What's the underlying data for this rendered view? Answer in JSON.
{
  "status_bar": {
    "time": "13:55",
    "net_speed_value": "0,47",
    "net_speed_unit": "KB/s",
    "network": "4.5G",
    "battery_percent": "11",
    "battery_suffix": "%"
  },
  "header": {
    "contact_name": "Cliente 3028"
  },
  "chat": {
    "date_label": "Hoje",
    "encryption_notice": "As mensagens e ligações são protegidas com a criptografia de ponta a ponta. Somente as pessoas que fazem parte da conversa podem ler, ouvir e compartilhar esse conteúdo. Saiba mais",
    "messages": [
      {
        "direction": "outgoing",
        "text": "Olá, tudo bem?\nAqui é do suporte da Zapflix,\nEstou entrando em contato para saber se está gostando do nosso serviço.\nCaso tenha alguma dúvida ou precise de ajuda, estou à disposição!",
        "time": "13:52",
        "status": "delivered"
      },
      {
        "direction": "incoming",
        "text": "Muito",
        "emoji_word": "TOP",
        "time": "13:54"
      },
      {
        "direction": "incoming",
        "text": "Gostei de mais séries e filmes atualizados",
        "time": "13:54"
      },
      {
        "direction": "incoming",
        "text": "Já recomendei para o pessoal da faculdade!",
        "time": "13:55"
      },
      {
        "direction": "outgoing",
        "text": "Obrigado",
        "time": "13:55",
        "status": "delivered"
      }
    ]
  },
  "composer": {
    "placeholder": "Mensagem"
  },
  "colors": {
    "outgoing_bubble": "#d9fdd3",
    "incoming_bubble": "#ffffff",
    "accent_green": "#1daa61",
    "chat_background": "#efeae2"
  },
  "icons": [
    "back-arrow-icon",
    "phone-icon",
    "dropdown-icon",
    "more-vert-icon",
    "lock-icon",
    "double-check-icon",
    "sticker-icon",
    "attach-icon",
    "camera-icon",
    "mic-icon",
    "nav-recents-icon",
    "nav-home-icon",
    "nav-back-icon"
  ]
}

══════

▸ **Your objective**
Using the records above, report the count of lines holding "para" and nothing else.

▸ **Result of the task**
2